Write the records below out again. Match them exactly.
*** RAW DATA
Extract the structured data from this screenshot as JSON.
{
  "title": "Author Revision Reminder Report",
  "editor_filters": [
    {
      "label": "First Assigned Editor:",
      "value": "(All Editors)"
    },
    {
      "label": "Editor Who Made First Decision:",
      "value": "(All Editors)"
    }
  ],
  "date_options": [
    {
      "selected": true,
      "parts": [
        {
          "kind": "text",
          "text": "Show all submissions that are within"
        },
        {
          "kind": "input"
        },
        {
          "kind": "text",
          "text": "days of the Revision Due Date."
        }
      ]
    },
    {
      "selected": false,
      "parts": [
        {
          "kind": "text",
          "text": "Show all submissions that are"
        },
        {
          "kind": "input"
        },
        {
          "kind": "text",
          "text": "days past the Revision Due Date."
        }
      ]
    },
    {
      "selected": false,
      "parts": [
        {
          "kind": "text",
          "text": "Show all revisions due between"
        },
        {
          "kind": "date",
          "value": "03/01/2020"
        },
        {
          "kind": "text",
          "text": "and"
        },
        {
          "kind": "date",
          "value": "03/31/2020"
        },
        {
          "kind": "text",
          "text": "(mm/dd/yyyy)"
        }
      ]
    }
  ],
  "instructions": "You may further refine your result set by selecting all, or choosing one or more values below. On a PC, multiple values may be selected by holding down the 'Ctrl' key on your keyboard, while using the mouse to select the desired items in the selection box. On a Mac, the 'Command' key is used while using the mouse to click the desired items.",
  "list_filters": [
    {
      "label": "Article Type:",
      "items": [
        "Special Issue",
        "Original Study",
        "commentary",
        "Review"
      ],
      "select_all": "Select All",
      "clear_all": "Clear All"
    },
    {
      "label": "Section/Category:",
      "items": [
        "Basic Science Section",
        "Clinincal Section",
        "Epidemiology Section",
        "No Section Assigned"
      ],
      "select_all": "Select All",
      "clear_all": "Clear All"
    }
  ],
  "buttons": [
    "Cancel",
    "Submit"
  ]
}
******
→ RESPONSE
Extract the structured data from this screenshot as JSON.
{
  "title": "Author Revision Reminder Report",
  "editor_filters": [
    {
      "label": "First Assigned Editor:",
      "value": "(All Editors)"
    },
    {
      "label": "Editor Who Made First Decision:",
      "value": "(All Editors)"
    }
  ],
  "date_options": [
    {
      "selected": true,
      "parts": [
        {
          "kind": "text",
          "text": "Show all submissions that are within"
        },
        {
          "kind": "input"
        },
        {
          "kind": "text",
          "text": "days of the Revision Due Date."
        }
      ]
    },
    {
      "selected": false,
      "parts": [
        {
          "kind": "text",
          "text": "Show all submissions that are"
        },
        {
          "kind": "input"
        },
        {
          "kind": "text",
          "text": "days past the Revision Due Date."
        }
      ]
    },
    {
      "selected": false,
      "parts": [
        {
          "kind": "text",
          "text": "Show all revisions due between"
        },
        {
          "kind": "date",
          "value": "03/01/2020"
        },
        {
          "kind": "text",
          "text": "and"
        },
        {
          "kind": "date",
          "value": "03/31/2020"
        },
        {
          "kind": "text",
          "text": "(mm/dd/yyyy)"
        }
      ]
    }
  ],
  "instructions": "You may further refine your result set by selecting all, or choosing one or more values below. On a PC, multiple values may be selected by holding down the 'Ctrl' key on your keyboard, while using the mouse to select the desired items in the selection box. On a Mac, the 'Command' key is used while using the mouse to click the desired items.",
  "list_filters": [
    {
      "label": "Article Type:",
      "items": [
        "Special Issue",
        "Original Study",
        "commentary",
        "Review"
      ],
      "select_all": "Select All",
      "clear_all": "Clear All"
    },
    {
      "label": "Section/Category:",
      "items": [
        "Basic Science Section",
        "Clinincal Section",
        "Epidemiology Section",
        "No Section Assigned"
      ],
      "select_all": "Select All",
      "clear_all": "Clear All"
    }
  ],
  "buttons": [
    "Cancel",
    "Submit"
  ]
}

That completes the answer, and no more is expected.